# Work to complete:
Repeat the entire listing exactly.

# Data excerpts:
__________________________________________________
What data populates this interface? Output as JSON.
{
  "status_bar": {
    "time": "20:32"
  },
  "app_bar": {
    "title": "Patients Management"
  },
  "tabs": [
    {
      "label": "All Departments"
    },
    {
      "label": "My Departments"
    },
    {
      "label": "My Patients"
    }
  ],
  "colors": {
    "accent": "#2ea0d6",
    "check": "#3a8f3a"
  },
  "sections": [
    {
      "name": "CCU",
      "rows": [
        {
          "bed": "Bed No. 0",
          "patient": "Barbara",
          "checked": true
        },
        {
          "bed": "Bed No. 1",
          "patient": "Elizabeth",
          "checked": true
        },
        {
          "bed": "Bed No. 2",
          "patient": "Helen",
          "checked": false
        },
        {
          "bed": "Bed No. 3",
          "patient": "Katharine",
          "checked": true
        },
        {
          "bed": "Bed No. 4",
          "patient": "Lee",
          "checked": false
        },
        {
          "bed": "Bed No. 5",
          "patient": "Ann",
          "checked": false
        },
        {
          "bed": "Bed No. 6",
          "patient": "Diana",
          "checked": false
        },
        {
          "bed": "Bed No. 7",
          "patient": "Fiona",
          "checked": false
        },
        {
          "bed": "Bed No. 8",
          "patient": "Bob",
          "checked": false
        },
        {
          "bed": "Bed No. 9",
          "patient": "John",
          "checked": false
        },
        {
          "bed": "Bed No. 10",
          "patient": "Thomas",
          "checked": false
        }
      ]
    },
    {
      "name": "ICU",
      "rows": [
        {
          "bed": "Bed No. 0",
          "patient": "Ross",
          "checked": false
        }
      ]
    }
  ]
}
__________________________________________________
# Completed exercise:
What data populates this interface? Output as JSON.
{
  "status_bar": {
    "time": "20:32"
  },
  "app_bar": {
    "title": "Patients Management"
  },
  "tabs": [
    {
      "label": "All Departments"
    },
    {
      "label": "My Departments"
    },
    {
      "label": "My Patients"
    }
  ],
  "colors": {
    "accent": "#2ea0d6",
    "check": "#3a8f3a"
  },
  "sections": [
    {
      "name": "CCU",
      "rows": [
        {
          "bed": "Bed No. 0",
          "patient": "Barbara",
          "checked": true
        },
        {
          "bed": "Bed No. 1",
          "patient": "Elizabeth",
          "checked": true
        },
        {
          "bed": "Bed No. 2",
          "patient": "Helen",
          "checked": false
        },
        {
          "bed": "Bed No. 3",
          "patient": "Katharine",
          "checked": true
        },
        {
          "bed": "Bed No. 4",
          "patient": "Lee",
          "checked": false
        },
        {
          "bed": "Bed No. 5",
          "patient": "Ann",
          "checked": false
        },
        {
          "bed": "Bed No. 6",
          "patient": "Diana",
          "checked": false
        },
        {
          "bed": "Bed No. 7",
          "patient": "Fiona",
          "checked": false
        },
        {
          "bed": "Bed No. 8",
          "patient": "Bob",
          "checked": false
        },
        {
          "bed": "Bed No. 9",
          "patient": "John",
          "checked": false
        },
        {
          "bed": "Bed No. 10",
          "patient": "Thomas",
          "checked": false
        }
      ]
    },
    {
      "name": "ICU",
      "rows": [
        {
          "bed": "Bed No. 0",
          "patient": "Ross",
          "checked": false
        }
      ]
    }
  ]
}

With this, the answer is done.